Investigators were still piecing together a picture of the man behind the assassination and his motives.
He has been identified as Tetsuya Yamagami, and police said Friday he admitted targeting Abe over a grudge against an organisation he believed the former leader was linked to.
They have declined to name the organisation, though several Japanese media outlets described it as a religious group.
The gun he used “is clearly handmade in appearance”, investigators said, and several other apparently handmade weapons were uncovered by police in protective gear who raided Yamagami’s home on Friday.
The suspect, who has been arrested on suspicion of murder, opened fire on Abe shortly before noon on Friday.
Footage from public broadcaster NHK showed Yamagami, dressed in a grey shirt and brown trousers, approaching from behind before drawing a weapon from a bag.
‘A large bang’
“The first shot sounded like a toy bazooka,” a woman at the scene told NHK.
“He didn’t fall and there was a large bang. The second shot was more visible, you could see the spark and smoke.”
By Friday night, a steady stream of mourners came to lay flowers and pray for their former leader, a man who was Japan’s longest-serving prime minister and easily the country’s most recognisable politician.
“I just couldn’t sit back and do nothing. I had to come,” said Nara resident Sachie Nagafuji, 54, visiting the scene with his son.
Officials said there had been no threats made against Abe, who was stumping for his ruling Liberal Democratic Party when he was shot.
Abe was the scion of a political family and became the country’s youngest post-war prime minister when he took power for the first time in 2006, aged 52.
His turbulent first term ended in resignation for health reasons, but he returned to power in 2012 and stayed in office until the return of his ulcerative colitis forced a second resignation in 2020.
His hawkish, nationalist views were divisive, particularly his desire to reform the country’s pacifist constitution to recognise the country’s military, and he weathered a series of scandals, including allegations of cronyism.

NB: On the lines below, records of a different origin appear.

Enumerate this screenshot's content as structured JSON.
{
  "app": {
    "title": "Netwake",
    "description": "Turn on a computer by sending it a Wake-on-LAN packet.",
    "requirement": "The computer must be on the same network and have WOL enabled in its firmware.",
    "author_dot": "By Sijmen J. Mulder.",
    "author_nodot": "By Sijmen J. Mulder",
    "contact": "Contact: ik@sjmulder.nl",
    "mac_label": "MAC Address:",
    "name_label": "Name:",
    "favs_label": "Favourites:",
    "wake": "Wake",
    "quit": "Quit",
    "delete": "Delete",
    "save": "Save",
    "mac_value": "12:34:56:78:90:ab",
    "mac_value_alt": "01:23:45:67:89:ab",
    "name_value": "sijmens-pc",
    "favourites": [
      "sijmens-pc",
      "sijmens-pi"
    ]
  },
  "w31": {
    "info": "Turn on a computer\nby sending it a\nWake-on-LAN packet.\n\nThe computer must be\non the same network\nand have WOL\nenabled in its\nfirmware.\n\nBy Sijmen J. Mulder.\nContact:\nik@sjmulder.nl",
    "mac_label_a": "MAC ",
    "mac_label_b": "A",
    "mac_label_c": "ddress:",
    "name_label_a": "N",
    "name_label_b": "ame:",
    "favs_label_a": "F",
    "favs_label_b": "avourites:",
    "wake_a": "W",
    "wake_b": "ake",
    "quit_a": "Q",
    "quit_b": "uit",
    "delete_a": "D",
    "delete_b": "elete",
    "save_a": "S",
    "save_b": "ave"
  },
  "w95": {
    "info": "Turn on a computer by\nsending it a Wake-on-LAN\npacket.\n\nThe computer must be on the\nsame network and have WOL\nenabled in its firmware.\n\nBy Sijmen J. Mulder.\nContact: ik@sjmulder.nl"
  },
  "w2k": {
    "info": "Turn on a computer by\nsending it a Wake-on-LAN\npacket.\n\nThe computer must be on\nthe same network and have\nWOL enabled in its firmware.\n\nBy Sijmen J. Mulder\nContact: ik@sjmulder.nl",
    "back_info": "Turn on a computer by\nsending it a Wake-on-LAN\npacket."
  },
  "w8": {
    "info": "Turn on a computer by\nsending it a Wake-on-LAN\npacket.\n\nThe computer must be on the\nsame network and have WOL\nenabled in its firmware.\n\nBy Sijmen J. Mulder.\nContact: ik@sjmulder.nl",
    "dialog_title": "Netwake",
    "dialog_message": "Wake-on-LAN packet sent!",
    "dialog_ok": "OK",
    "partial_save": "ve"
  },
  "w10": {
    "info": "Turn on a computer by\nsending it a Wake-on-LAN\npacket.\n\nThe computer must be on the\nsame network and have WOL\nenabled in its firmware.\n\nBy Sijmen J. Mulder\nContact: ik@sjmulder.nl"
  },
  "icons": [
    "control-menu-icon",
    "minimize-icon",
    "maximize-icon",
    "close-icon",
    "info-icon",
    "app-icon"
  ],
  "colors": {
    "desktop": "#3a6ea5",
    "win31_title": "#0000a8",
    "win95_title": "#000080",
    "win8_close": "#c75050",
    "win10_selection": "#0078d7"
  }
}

But he was lauded by others for his economic strategy, dubbed “Abenomics” and his efforts to put Japan firmly on the world stage, including by cultivating close ties with US president Donald Trump.